Adopting User Productivity Metrics
While most organizations continue to rely on SLAs, some companies are setting a new course for measuring the value of IT support. We identified a group of companies in our survey as “support leaders”—companies that were providing highly effective IT support. We compared their answers to those of organizations we called “support laggards”—those struggling to address the support challenge. We found that leaders escaped the SLA trap and adopted more business-oriented metrics to gauge their effectiveness.
Leaders were far less likely to rely on SLAs to guide their support operations (although they had them in place). Furthermore, some 82 percent of the leaders—versus only 36 percent of the support laggards—tied their metrics to business-unit goals (see chart below). Those goals could be around whether sales people are making more sales calls and closing more business, customer service reps are handling more calls effectively, or field service technicians are making more service calls and resolving more problems per day.
Support Leaders are Much More Likely Than Support Laggards to Tie Support Measures to Business Unit and User Performance Goals
(Organizations > $1B)
|Support Leaders||Support Laggards|
|Are your support operation's performance measures tied to business unit goals and/or end-users performance? (yes or no)||
82% Yes18% No
36% Yes64% No
|Over the next two years, will your support operation increase its use of performance measures tied to business unit goals and/or end-user performance? (yes or no)||
82% Yes18% No
64% Yes36% No
Such metrics are far different from the typical “the technology is working” measurements.
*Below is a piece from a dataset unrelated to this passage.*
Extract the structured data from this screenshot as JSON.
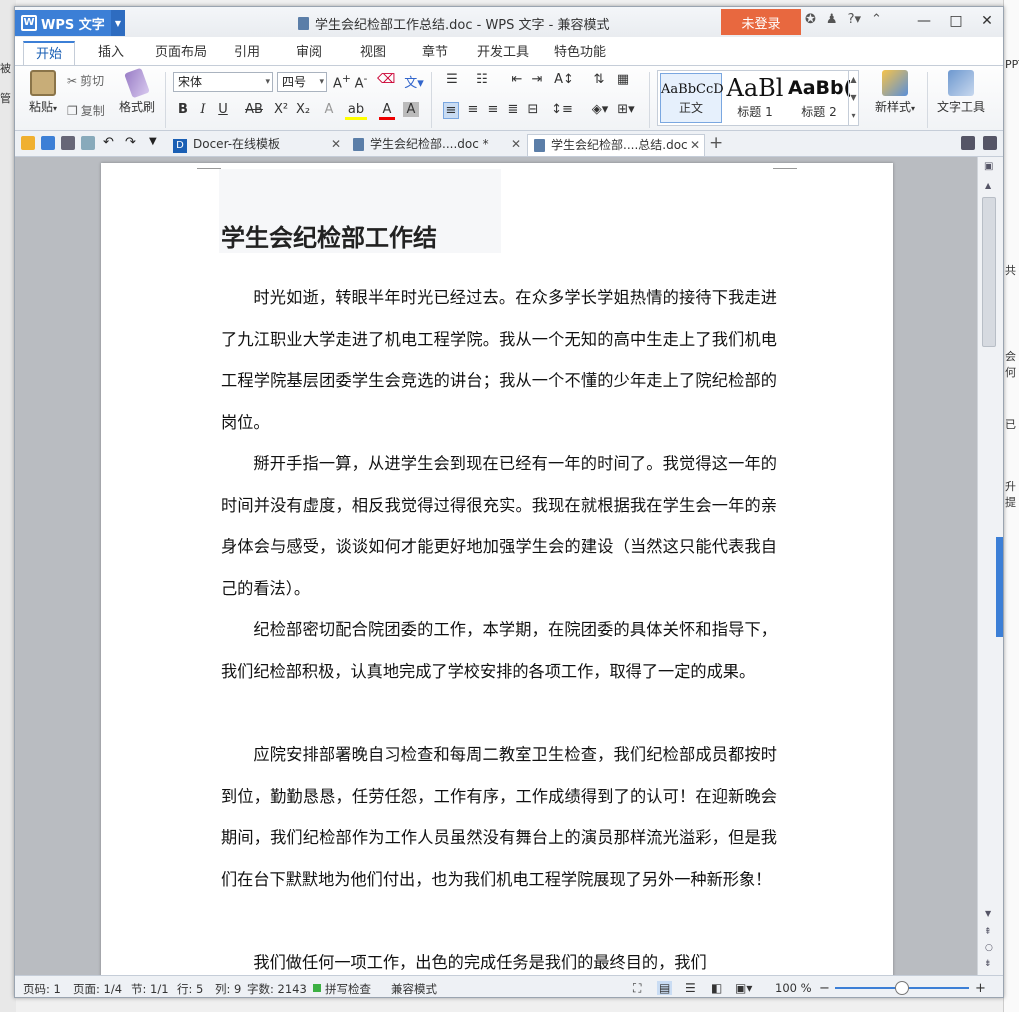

Consider a business unit with a printer problem that required a technician to be dispatched to make a repair. The technician replaced a part on the printer but inadvertently erased all the settings and failed to test the printer to see if it worked after completing the repair. The technician saw the issue as resolved: He replaced the part. Yet after he left, no one could print documents because the printer needed to be reprogrammed. The technician met his SLA. But the users were far from happy, and their productivity was compromised unnecessarily.
The New Service Measure: User Productivity
Our research suggests that many companies’ IT support functions are missing a golden opportunity to provide greater value to the larger enterprise. While a few leading companies have recognized that IT support should be tied explicitly to its impact on user productivity and business-unit performance, many organizations remain caught in the IT support trap perpetuated by misguided SLAs.
To improve the value they provide, IT support functions must go far beyond measuring only a narrow part of the service experience. We believe the time is right for CIOs to shift from measuring IT service performance for its own sake to measuring its effectiveness through real business results, such as user productivity and its impact on company revenue and profitability. If they can do it, they will be able to begin to achieve the goal of measuring and representing the true value that the IT organization and its support services deliver to the business.
As the grandfather of the CEO I mentioned would surely have said, we must continue to collaborate with our business partners to measure if each week was truly “a good week” for our employees and our customers.
Joe Hogan is vice president, Strategic Outsourcing Programs at Unisys Corporation, which provides IT services to businesses and governments worldwide. To reach Joe, email him at email@example.com.